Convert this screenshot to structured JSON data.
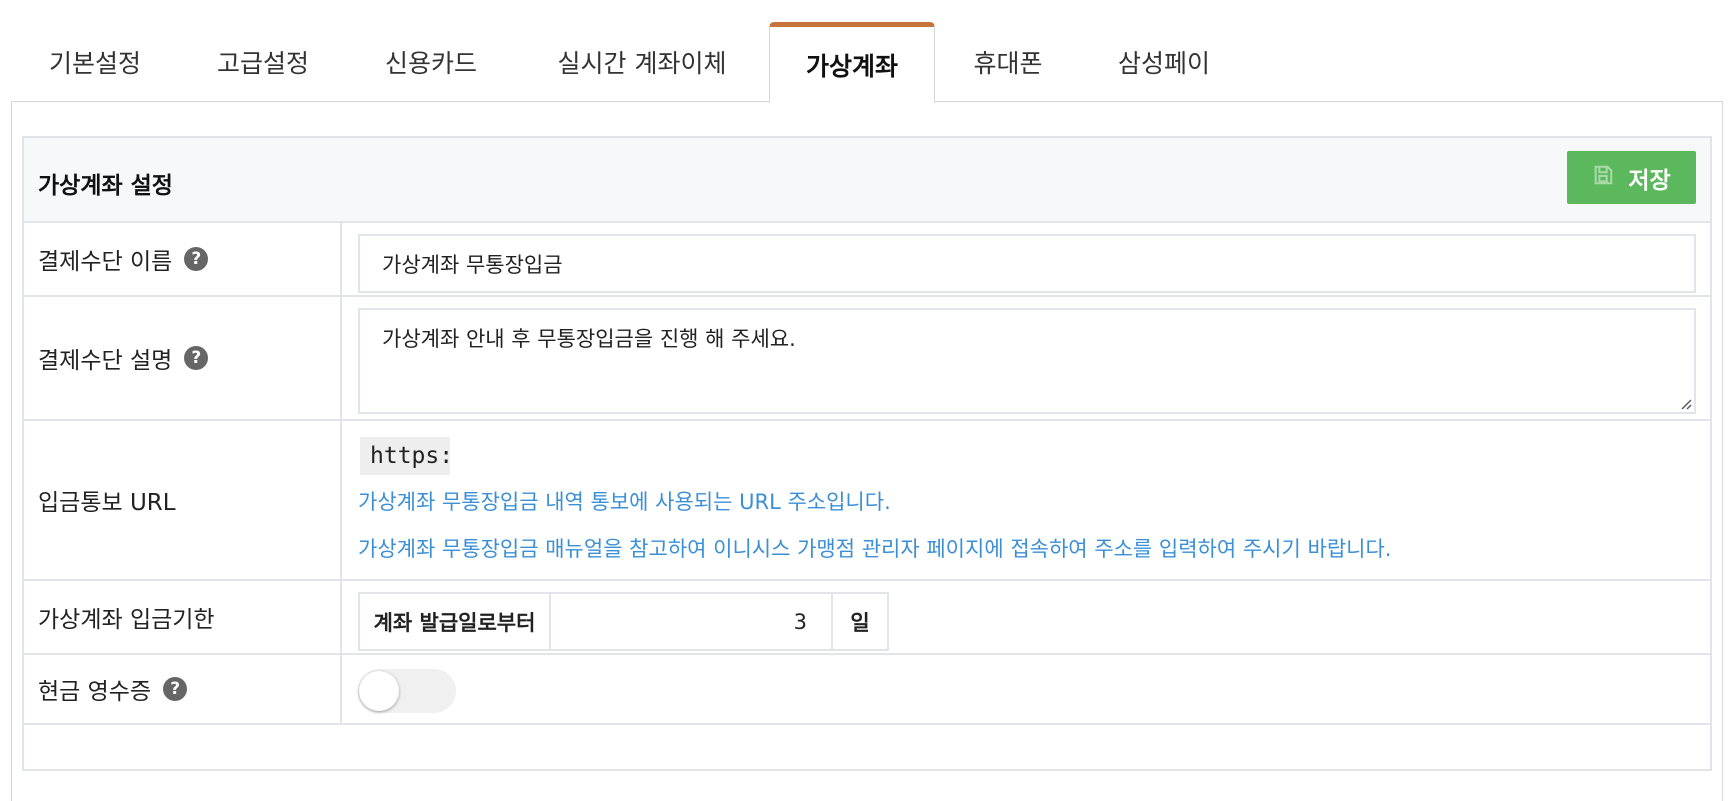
{
  "tabs": [
    {
      "label": "기본설정",
      "active": false
    },
    {
      "label": "고급설정",
      "active": false
    },
    {
      "label": "신용카드",
      "active": false
    },
    {
      "label": "실시간 계좌이체",
      "active": false
    },
    {
      "label": "가상계좌",
      "active": true
    },
    {
      "label": "휴대폰",
      "active": false
    },
    {
      "label": "삼성페이",
      "active": false
    }
  ],
  "accent_color": "#c8733a",
  "save_color": "#5cb85c",
  "link_color": "#3b8fd6",
  "section": {
    "title": "가상계좌 설정",
    "save_label": "저장",
    "save_icon": "floppy-disk-icon"
  },
  "fields": {
    "method_name": {
      "label": "결제수단 이름",
      "value": "가상계좌 무통장입금",
      "help_icon": "question-circle-icon"
    },
    "method_desc": {
      "label": "결제수단 설명",
      "value": "가상계좌 안내 후 무통장입금을 진행 해 주세요.",
      "help_icon": "question-circle-icon"
    },
    "notify_url": {
      "label": "입금통보 URL",
      "value": "https://",
      "note1": "가상계좌 무통장입금 내역 통보에 사용되는 URL 주소입니다.",
      "note2": "가상계좌 무통장입금 매뉴얼을 참고하여 이니시스 가맹점 관리자 페이지에 접속하여 주소를 입력하여 주시기 바랍니다."
    },
    "deadline": {
      "label": "가상계좌 입금기한",
      "prefix": "계좌 발급일로부터",
      "value": "3",
      "suffix": "일"
    },
    "cash_receipt": {
      "label": "현금 영수증",
      "enabled": false,
      "help_icon": "question-circle-icon"
    }
  }
}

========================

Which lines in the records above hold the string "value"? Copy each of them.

      "value": "가상계좌 무통장입금",
      "value": "가상계좌 안내 후 무통장입금을 진행 해 주세요.",
      "value": "https://",
      "value": "3",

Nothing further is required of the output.